The results also suggest that increasing the number of root hairs is likely to interfere with auxin supply and cause problems with other important traits like a plant's response to gravity and root branching. The new understanding of how to increase the length of roots hairs, rather than their numbers, will now avoid these kinds of problems.

It was Charles Darwin and his son Francis who, in 1880, first discovered that plants direct their growth towards the light. These observations would later lead to the discovery of auxin. END


'/>"/>

Contact: Cherry Lewis
Cherry.lewis@bristol.ac.uk
44-772-942-1885
University of Bristol
Source:Eurekalert  

Related biology news :

1. Student study bolsters case for adding a rare sunflower to the endangered species list
2. Eating competence may lower risk of heart disease
3. Student study bolsters case for adding a rare sunflower to the endangered species list
4. Recovery from acid rain much slower than expected
5. Folic acid lowers blood arsenic levels, according to Mailman School of Public Health study
6. Study finds that even aloof husbands have lower testosterone levels than unmarried men
7. Folic acid lowers blood arsenic levels in Bangladesh
8. Biopharmaceutical infrastructure key to lower drug development costs
9. More on mate tea: lower cholesterol and an international agreement
10. Measurement Specialties, Inc. Announces Impact of German Business Tax Reform 2008 Resulting in Lower Combined German Tax Rate - Impacts 2Q08 Reported Financial Results
11. UF botanists: Flowering plants evolved very quickly into 5 groups
Post Your Comments:
*Name:
*Comment:
*Email:
Related Image:
More food at lower cost
(Date:4/28/2016)... Sweden , April 28, 2016 First ... M (139.9), up 966% compared with the first quarter of 2015 ... profit totaled SEK 589.1 M (loss: 18.8) and the operating margin ... 7.12 (loss: 0.32) Cash flow from operations was SEK ... The 2016 revenue guidance is unchanged, SEK 7,000-8,500 M. ...
(Date:4/15/2016)... DUBLIN , April 15, 2016 ... of the,  "Global Gait Biometrics Market 2016-2020,"  report ... http://photos.prnewswire.com/prnh/20160330/349511LOGO ) , ,The global gait ... CAGR of 13.98% during the period 2016-2020. ... movement angles, which can be used to compute ...
(Date:3/29/2016)... , March 29, 2016 LegacyXChange, ... LegacyXChange "LEGX" and SelectaDNA/CSI Protect are pleased to announce ... used in a variety of writing instruments, ensuring athletes ... originally created collectibles from athletes on LegacyXChange will be ... of the DNA. Bill Bollander , ...
Breaking Biology News(10 mins):
(Date:5/18/2016)... 18, 2016 The Biotech industry continues ... mean that there are no opportunities ahead.

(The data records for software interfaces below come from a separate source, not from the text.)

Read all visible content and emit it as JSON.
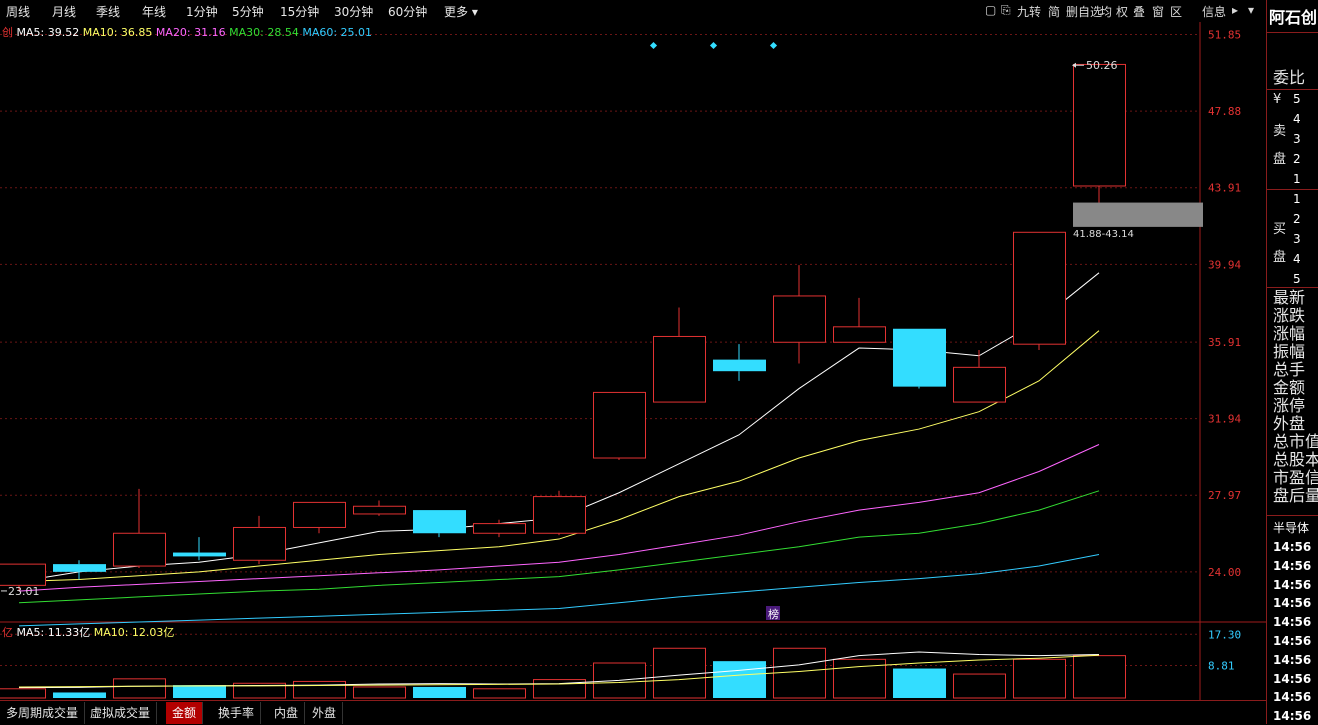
{
  "period_tabs": [
    "周线",
    "月线",
    "季线",
    "年线",
    "1分钟",
    "5分钟",
    "15分钟",
    "30分钟",
    "60分钟",
    "更多 ▾"
  ],
  "right_tools": [
    "九转",
    "简",
    "删自选",
    "均",
    "权",
    "叠",
    "窗",
    "区",
    "信息"
  ],
  "stock_name": "阿石创",
  "ma_legend": {
    "prefix": "创",
    "items": [
      {
        "label": "MA5: 39.52",
        "color": "#ffffff"
      },
      {
        "label": "MA10: 36.85",
        "color": "#ffff66"
      },
      {
        "label": "MA20: 31.16",
        "color": "#ff66ff"
      },
      {
        "label": "MA30: 28.54",
        "color": "#33dd33"
      },
      {
        "label": "MA60: 25.01",
        "color": "#33ccff"
      }
    ]
  },
  "vol_legend": {
    "prefix": "亿",
    "items": [
      {
        "label": "MA5: 11.33亿",
        "color": "#ffffff"
      },
      {
        "label": "MA10: 12.03亿",
        "color": "#ffff66"
      }
    ]
  },
  "price_axis": [
    "51.85",
    "47.88",
    "43.91",
    "39.94",
    "35.91",
    "31.94",
    "27.97",
    "24.00"
  ],
  "volume_axis": [
    "17.30",
    "8.81"
  ],
  "annotations": {
    "high": "50.26",
    "low": "23.01",
    "band": "41.88-43.14",
    "bang": "榜"
  },
  "chart_data": {
    "type": "candlestick",
    "candles": [
      {
        "o": 23.3,
        "h": 24.4,
        "l": 23.0,
        "c": 24.4,
        "up": true
      },
      {
        "o": 24.0,
        "h": 24.6,
        "l": 23.6,
        "c": 24.4,
        "up": false
      },
      {
        "o": 24.3,
        "h": 28.3,
        "l": 24.2,
        "c": 26.0,
        "up": true
      },
      {
        "o": 25.0,
        "h": 25.8,
        "l": 24.6,
        "c": 24.8,
        "up": false
      },
      {
        "o": 24.6,
        "h": 26.9,
        "l": 24.4,
        "c": 26.3,
        "up": true
      },
      {
        "o": 26.3,
        "h": 27.6,
        "l": 26.0,
        "c": 27.6,
        "up": true
      },
      {
        "o": 27.0,
        "h": 27.7,
        "l": 26.9,
        "c": 27.4,
        "up": true
      },
      {
        "o": 27.2,
        "h": 27.2,
        "l": 25.8,
        "c": 26.0,
        "up": false
      },
      {
        "o": 26.0,
        "h": 26.7,
        "l": 25.8,
        "c": 26.5,
        "up": true
      },
      {
        "o": 26.0,
        "h": 28.2,
        "l": 25.9,
        "c": 27.9,
        "up": true
      },
      {
        "o": 29.9,
        "h": 33.3,
        "l": 29.8,
        "c": 33.3,
        "up": true
      },
      {
        "o": 32.8,
        "h": 37.7,
        "l": 32.8,
        "c": 36.2,
        "up": true
      },
      {
        "o": 35.0,
        "h": 35.8,
        "l": 33.9,
        "c": 34.4,
        "up": false
      },
      {
        "o": 35.9,
        "h": 39.9,
        "l": 34.8,
        "c": 38.3,
        "up": true
      },
      {
        "o": 35.9,
        "h": 38.2,
        "l": 35.9,
        "c": 36.7,
        "up": true
      },
      {
        "o": 36.6,
        "h": 36.6,
        "l": 33.5,
        "c": 33.6,
        "up": false
      },
      {
        "o": 32.8,
        "h": 35.5,
        "l": 32.8,
        "c": 34.6,
        "up": true
      },
      {
        "o": 35.8,
        "h": 41.6,
        "l": 35.5,
        "c": 41.6,
        "up": true
      },
      {
        "o": 44.0,
        "h": 50.3,
        "l": 41.9,
        "c": 50.3,
        "up": true
      }
    ],
    "volume_up": [
      true,
      false,
      true,
      false,
      true,
      true,
      true,
      false,
      true,
      true,
      true,
      true,
      false,
      true,
      true,
      false,
      true,
      true,
      true
    ],
    "volume": [
      2.5,
      1.5,
      5.2,
      3.5,
      4.0,
      4.5,
      3.0,
      3.0,
      2.5,
      5.0,
      9.5,
      13.5,
      10.0,
      13.5,
      10.5,
      8.0,
      6.5,
      10.5,
      11.5
    ],
    "ma_lines": [
      {
        "name": "MA5",
        "color": "#ffffff",
        "values": [
          23.5,
          24.0,
          24.3,
          24.5,
          24.9,
          25.5,
          26.1,
          26.2,
          26.5,
          26.8,
          28.1,
          29.6,
          31.1,
          33.5,
          35.6,
          35.5,
          35.2,
          37.0,
          39.5
        ]
      },
      {
        "name": "MA10",
        "color": "#ffff66",
        "values": [
          23.5,
          23.6,
          23.8,
          24.0,
          24.3,
          24.6,
          24.9,
          25.1,
          25.3,
          25.7,
          26.7,
          27.9,
          28.7,
          29.9,
          30.8,
          31.4,
          32.3,
          33.9,
          36.5
        ]
      },
      {
        "name": "MA20",
        "color": "#ff66ff",
        "values": [
          23.0,
          23.2,
          23.35,
          23.5,
          23.65,
          23.8,
          23.95,
          24.1,
          24.3,
          24.5,
          24.9,
          25.4,
          25.9,
          26.6,
          27.2,
          27.6,
          28.1,
          29.2,
          30.6
        ]
      },
      {
        "name": "MA30",
        "color": "#33dd33",
        "values": [
          22.4,
          22.55,
          22.7,
          22.85,
          23.0,
          23.1,
          23.3,
          23.45,
          23.6,
          23.75,
          24.1,
          24.5,
          24.9,
          25.3,
          25.8,
          26.0,
          26.5,
          27.2,
          28.2
        ]
      },
      {
        "name": "MA60",
        "color": "#33ccff",
        "values": [
          21.2,
          21.3,
          21.4,
          21.5,
          21.6,
          21.7,
          21.8,
          21.9,
          22.0,
          22.1,
          22.4,
          22.7,
          22.95,
          23.2,
          23.45,
          23.65,
          23.9,
          24.3,
          24.9
        ]
      }
    ],
    "vol_ma": [
      {
        "name": "MA5",
        "color": "#ffffff",
        "values": [
          2.8,
          2.9,
          3.2,
          3.3,
          3.4,
          3.5,
          3.8,
          3.9,
          3.8,
          3.9,
          4.8,
          6.2,
          7.5,
          9.0,
          11.5,
          12.5,
          11.8,
          11.5,
          11.8
        ]
      },
      {
        "name": "MA10",
        "color": "#ffff66",
        "values": [
          3.0,
          3.1,
          3.2,
          3.3,
          3.3,
          3.4,
          3.5,
          3.6,
          3.7,
          3.8,
          4.2,
          5.0,
          6.2,
          7.2,
          8.5,
          9.5,
          10.3,
          10.8,
          11.6
        ]
      }
    ],
    "ylim": [
      21.4,
      52.5
    ],
    "vol_ylim": [
      0,
      19
    ]
  },
  "side_panel": {
    "weibi": "委比",
    "sell_label": [
      "¥",
      "卖",
      "盘"
    ],
    "sell_levels": [
      "5",
      "4",
      "3",
      "2",
      "1"
    ],
    "buy_label": [
      "买",
      "盘"
    ],
    "buy_levels": [
      "1",
      "2",
      "3",
      "4",
      "5"
    ],
    "fields": [
      "最新",
      "涨跌",
      "涨幅",
      "振幅",
      "总手",
      "金额",
      "涨停",
      "外盘",
      "总市值",
      "总股本",
      "市盈信",
      "盘后量"
    ],
    "sector": "半导体",
    "times": [
      "14:56",
      "14:56",
      "14:56",
      "14:56",
      "14:56",
      "14:56",
      "14:56",
      "14:56",
      "14:56",
      "14:56"
    ]
  },
  "bottom_tabs": [
    {
      "label": "多周期成交量",
      "active": false
    },
    {
      "label": "虚拟成交量",
      "active": false
    },
    {
      "label": "金额",
      "active": true
    },
    {
      "label": "换手率",
      "active": false
    },
    {
      "label": "内盘",
      "active": false
    },
    {
      "label": "外盘",
      "active": false
    }
  ]
}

Today, ActiveWallSt.com has ... THLD ), Seattle Genetics Inc. (NASDAQ: ... Ophthotech Corp. (NASDAQ: OPHT ). Sign up now ... http://www.activewallst.com/ Threshold Pharmaceuticals Inc.,s shares ...
(Date:5/18/2016)... ... May 18, 2016 , ... The Academy of Model ... celebrating its dream of reaching a total of $1 million in awarded scholarships. , ... 10 high school graduates from across the nation has helped bring the total of ...
(Date:5/17/2016)... Texas (PRWEB) , ... May 17, 2016 , ... ... for use in animal waste reduction applications, announced today it will be showcasing ... Moines, Iowa. , ManureMagic™ was featured in the Wall Street Journal last year ...
(Date:5/17/2016)... ... May 17, 2016 , ... The Children’s Tumor Foundation is enthusiastic to ... globe will show their support in the fight against neurofibromatosis (NF) by lighting up ... genetic disorder that causes tumors to grow on nerves throughout the body. It affects ...
Breaking Biology Technology: